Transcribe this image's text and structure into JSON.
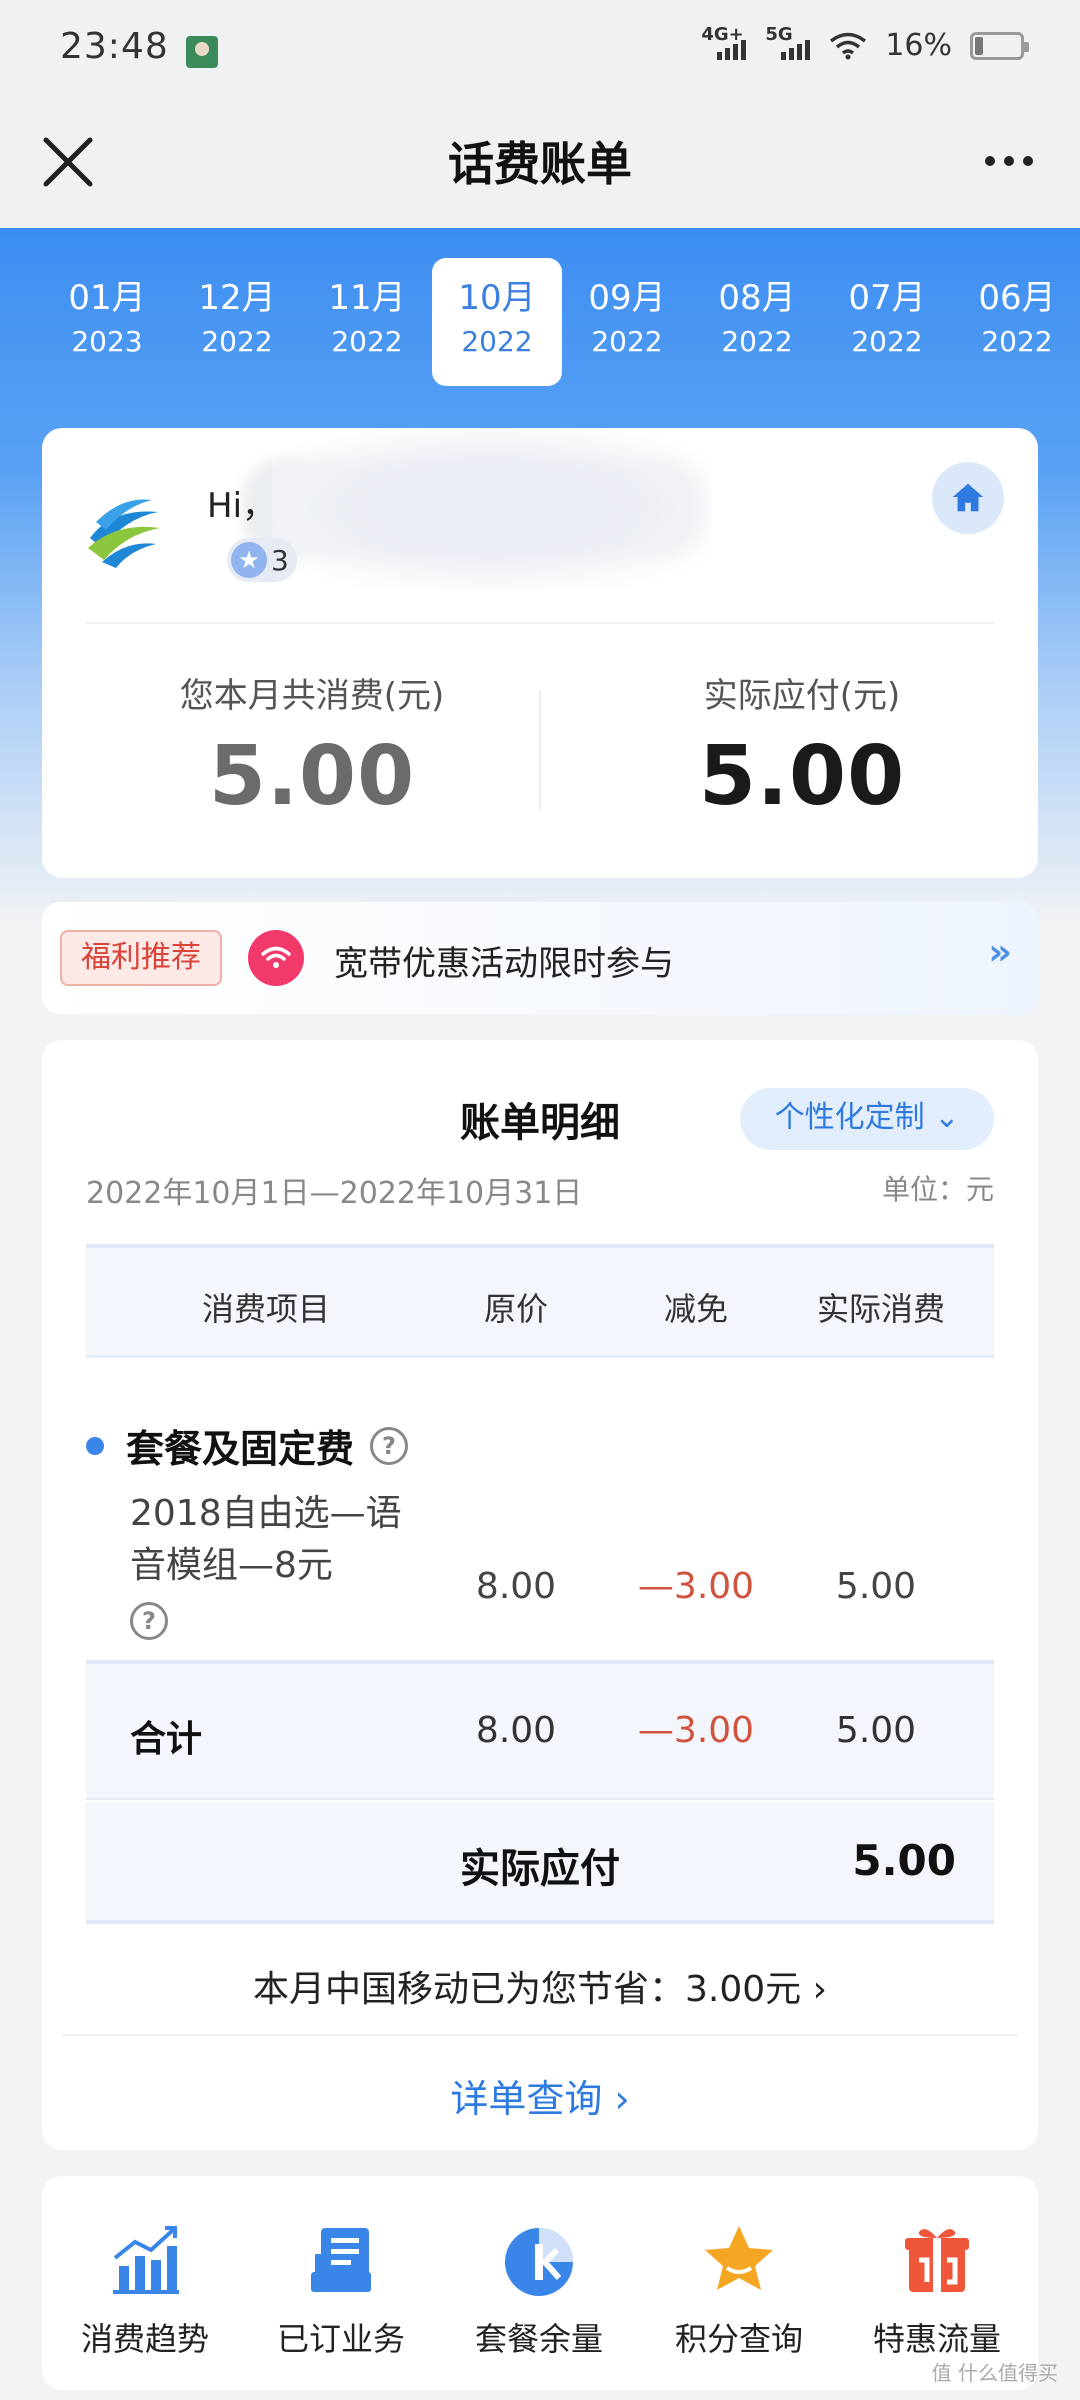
{
  "status_bar": {
    "time": "23:48",
    "signal1_label": "4G+",
    "signal2_label": "5G",
    "battery": "16%"
  },
  "header": {
    "title": "话费账单"
  },
  "months": [
    {
      "m": "01月",
      "y": "2023"
    },
    {
      "m": "12月",
      "y": "2022"
    },
    {
      "m": "11月",
      "y": "2022"
    },
    {
      "m": "10月",
      "y": "2022"
    },
    {
      "m": "09月",
      "y": "2022"
    },
    {
      "m": "08月",
      "y": "2022"
    },
    {
      "m": "07月",
      "y": "2022"
    },
    {
      "m": "06月",
      "y": "2022"
    }
  ],
  "account": {
    "greeting": "Hi，",
    "level": "3",
    "total_label": "您本月共消费(元)",
    "total_value": "5.00",
    "payable_label": "实际应付(元)",
    "payable_value": "5.00"
  },
  "promo": {
    "tag": "福利推荐",
    "text": "宽带优惠活动限时参与",
    "arrow": "››"
  },
  "bill": {
    "title": "账单明细",
    "customize": "个性化定制 ⌄",
    "period": "2022年10月1日—2022年10月31日",
    "unit": "单位：元",
    "columns": [
      "消费项目",
      "原价",
      "减免",
      "实际消费"
    ],
    "category": "套餐及固定费",
    "item": {
      "name": "2018自由选—语音模组—8元",
      "original": "8.00",
      "discount": "—3.00",
      "actual": "5.00"
    },
    "total": {
      "label": "合计",
      "original": "8.00",
      "discount": "—3.00",
      "actual": "5.00"
    },
    "payable": {
      "label": "实际应付",
      "value": "5.00"
    },
    "saved": "本月中国移动已为您节省：3.00元 ›",
    "detail_link": "详单查询 ›"
  },
  "shortcuts": [
    {
      "label": "消费趋势",
      "icon": "trend-chart-icon"
    },
    {
      "label": "已订业务",
      "icon": "subscribed-list-icon"
    },
    {
      "label": "套餐余量",
      "icon": "plan-remaining-icon"
    },
    {
      "label": "积分查询",
      "icon": "points-star-icon"
    },
    {
      "label": "特惠流量",
      "icon": "gift-data-icon"
    }
  ],
  "watermark": "值 什么值得买",
  "colors": {
    "accent": "#3d8ef2",
    "link": "#2f7ae0",
    "negative": "#d0533e",
    "promo_tag": "#d9443a"
  }
}
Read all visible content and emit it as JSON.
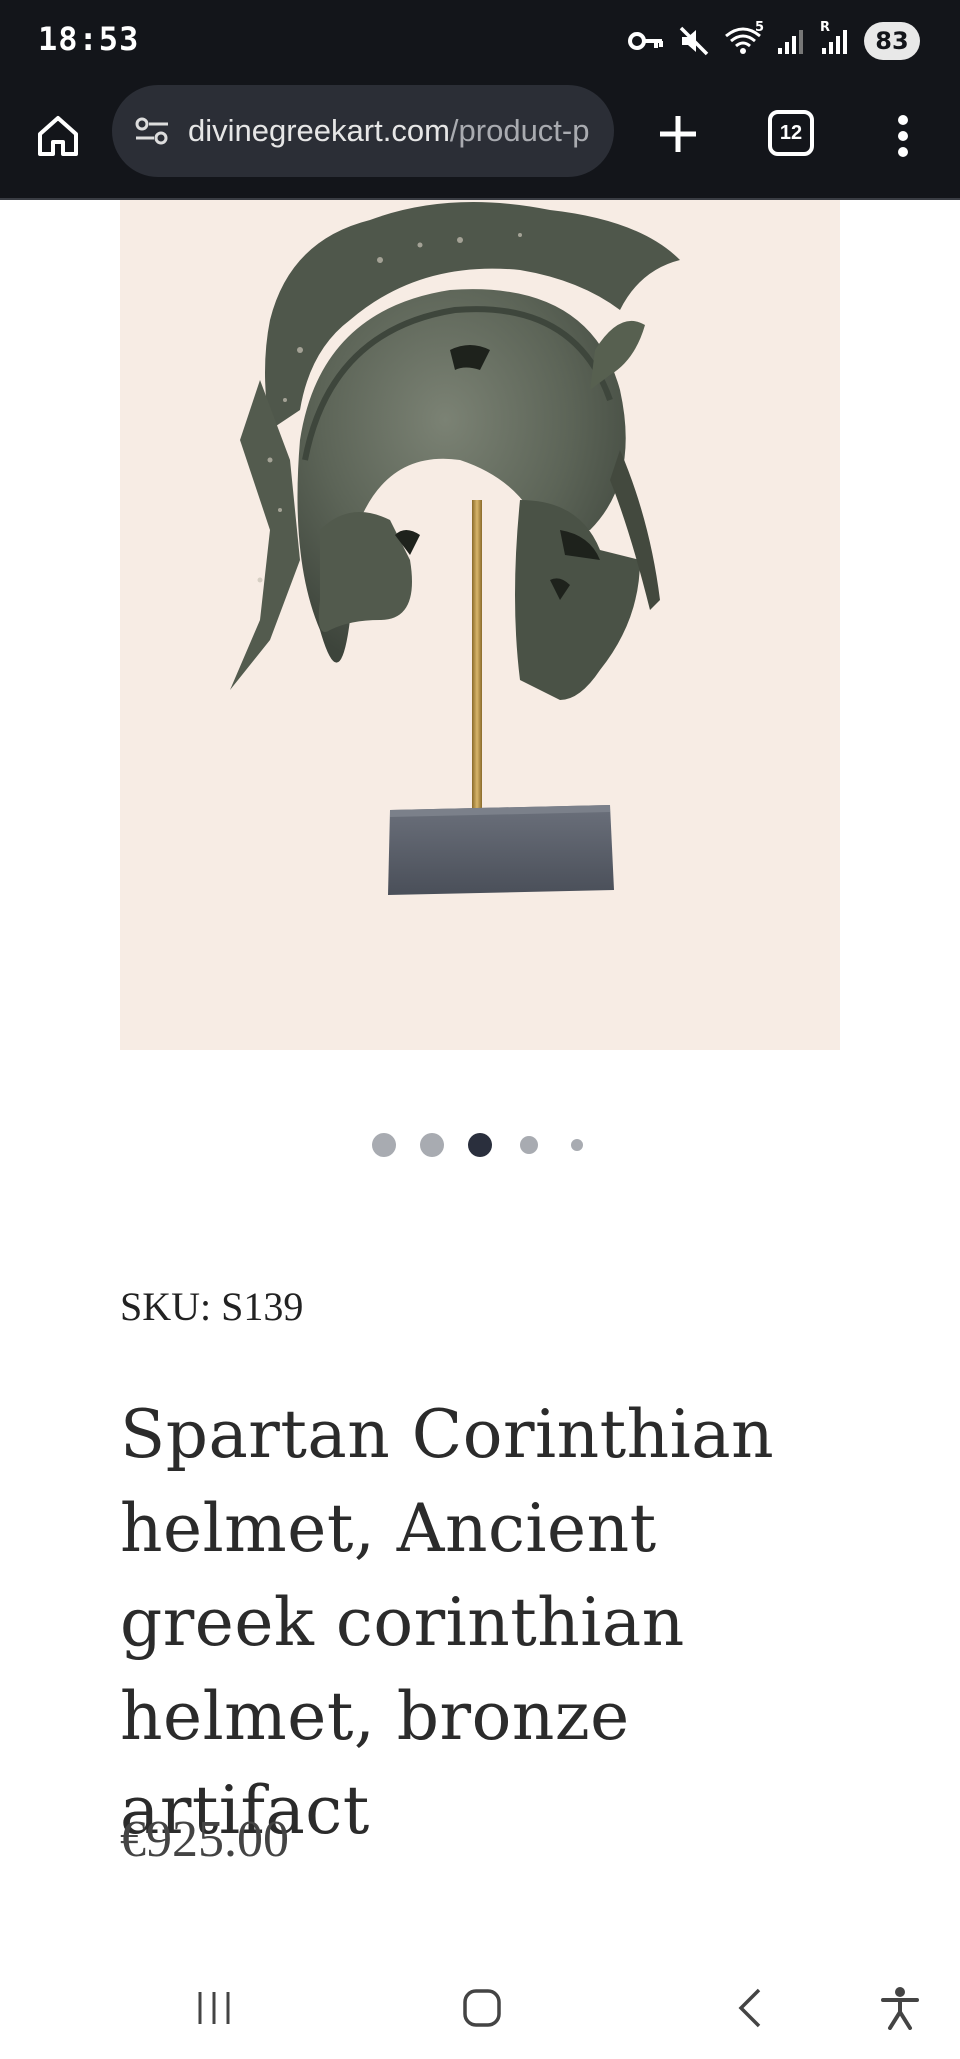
{
  "status_bar": {
    "time": "18:53",
    "wifi_label": "5",
    "signal_label": "R",
    "battery": "83"
  },
  "browser": {
    "url_domain": "divinegreekart.com",
    "url_path": "/product-p",
    "tab_count": "12"
  },
  "carousel": {
    "total": 5,
    "active_index": 2
  },
  "product": {
    "image_alt": "Spartan Corinthian bronze helmet on stand",
    "sku": "SKU: S139",
    "title": "Spartan Corinthian helmet, Ancient greek corinthian helmet, bronze artifact",
    "price": "€925.00"
  },
  "colors": {
    "browser_bar": "#13151a",
    "image_bg": "#f7ece4",
    "dot_active": "#2a2f3d",
    "dot_inactive": "#a8abb1"
  },
  "icons": [
    "key-icon",
    "mute-icon",
    "wifi-icon",
    "signal-icon",
    "home-icon",
    "site-settings-icon",
    "plus-icon",
    "tabs-icon",
    "menu-icon",
    "recents-icon",
    "home-nav-icon",
    "back-icon",
    "accessibility-icon"
  ]
}
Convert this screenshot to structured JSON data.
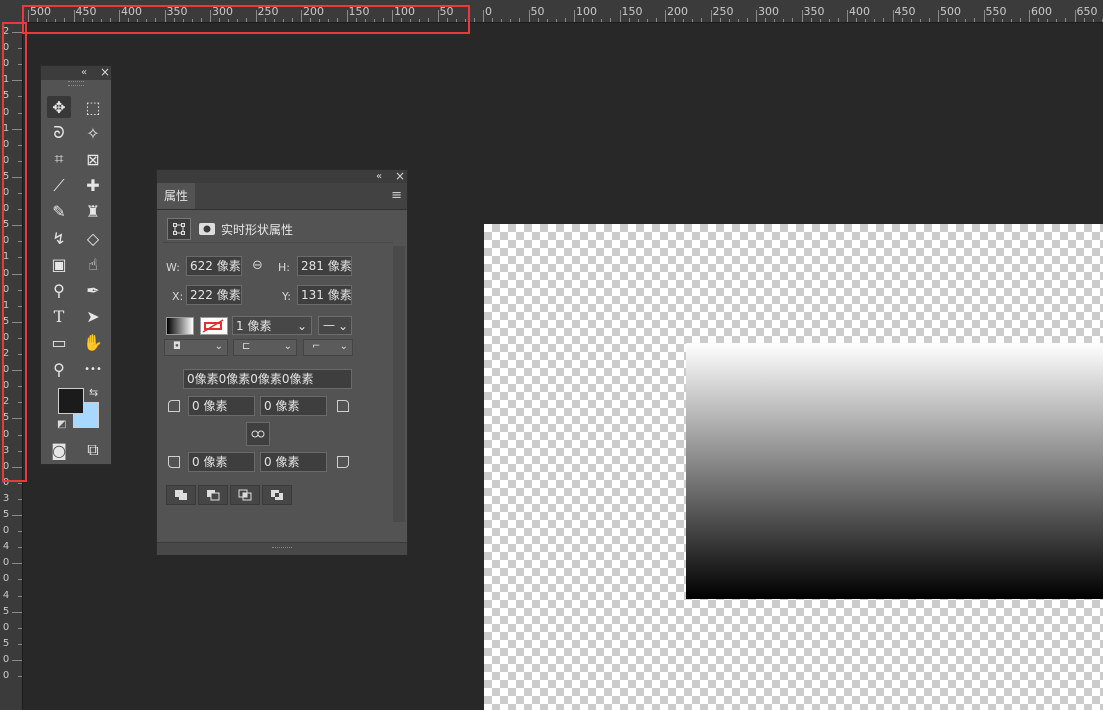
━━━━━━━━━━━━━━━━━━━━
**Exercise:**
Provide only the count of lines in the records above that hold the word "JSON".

**Answer below:**
3